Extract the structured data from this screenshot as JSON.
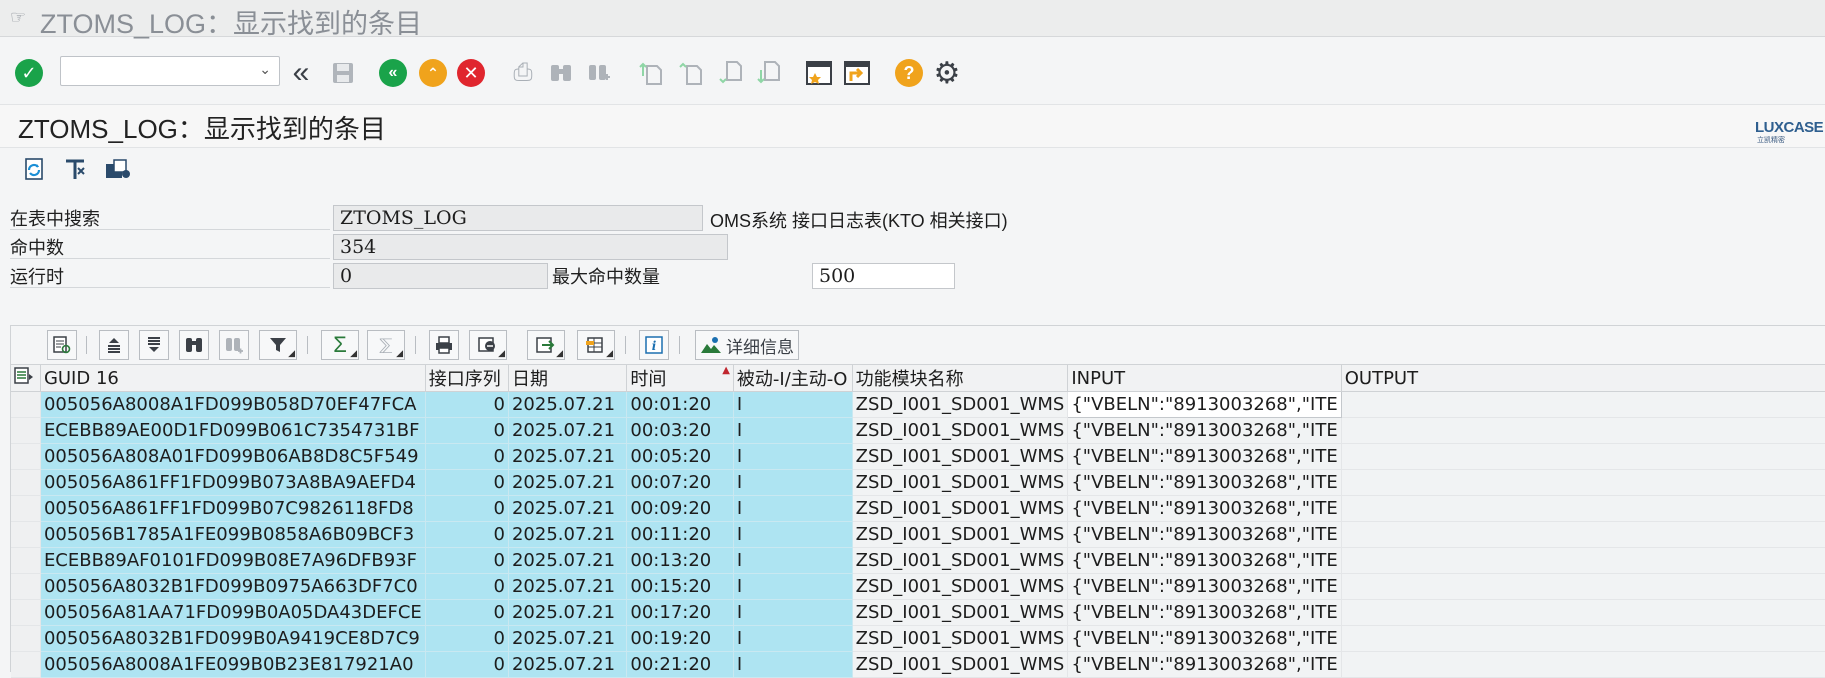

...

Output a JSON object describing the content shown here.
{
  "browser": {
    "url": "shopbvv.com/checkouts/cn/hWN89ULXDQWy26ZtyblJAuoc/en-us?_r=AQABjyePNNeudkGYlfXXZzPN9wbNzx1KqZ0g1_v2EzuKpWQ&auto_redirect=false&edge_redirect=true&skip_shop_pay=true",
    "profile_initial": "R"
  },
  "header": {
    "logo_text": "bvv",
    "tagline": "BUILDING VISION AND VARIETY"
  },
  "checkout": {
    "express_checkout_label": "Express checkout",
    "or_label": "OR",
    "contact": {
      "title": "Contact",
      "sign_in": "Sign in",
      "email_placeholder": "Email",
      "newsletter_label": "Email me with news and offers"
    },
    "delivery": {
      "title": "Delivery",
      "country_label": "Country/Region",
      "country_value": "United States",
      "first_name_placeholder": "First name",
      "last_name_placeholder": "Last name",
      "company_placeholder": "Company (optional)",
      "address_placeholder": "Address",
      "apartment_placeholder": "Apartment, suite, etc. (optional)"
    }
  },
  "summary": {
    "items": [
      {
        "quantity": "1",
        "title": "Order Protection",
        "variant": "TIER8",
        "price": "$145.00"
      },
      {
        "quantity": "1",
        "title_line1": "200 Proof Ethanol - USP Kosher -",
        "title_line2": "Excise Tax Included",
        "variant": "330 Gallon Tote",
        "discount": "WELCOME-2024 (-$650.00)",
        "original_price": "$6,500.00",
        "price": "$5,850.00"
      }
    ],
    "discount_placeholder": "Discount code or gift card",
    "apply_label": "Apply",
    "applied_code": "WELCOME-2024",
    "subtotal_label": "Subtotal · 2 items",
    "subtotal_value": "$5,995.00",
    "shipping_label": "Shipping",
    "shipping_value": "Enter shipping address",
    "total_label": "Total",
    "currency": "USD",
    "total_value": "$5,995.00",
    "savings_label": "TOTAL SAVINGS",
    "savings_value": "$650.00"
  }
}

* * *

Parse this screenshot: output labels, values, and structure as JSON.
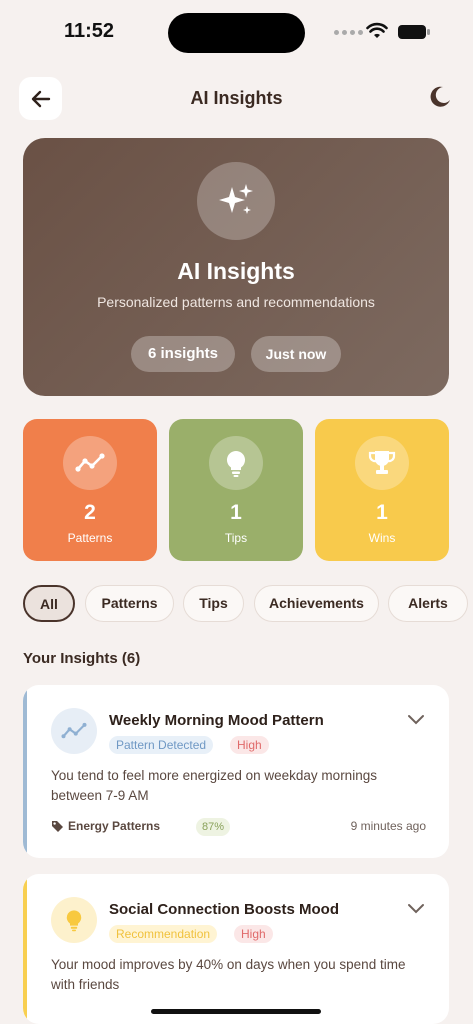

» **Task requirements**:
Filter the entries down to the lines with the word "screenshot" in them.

» **Expected output**:
Extract the structured data from this screenshot as JSON.
Parse this screenshot: output labels, values, and structure as JSON.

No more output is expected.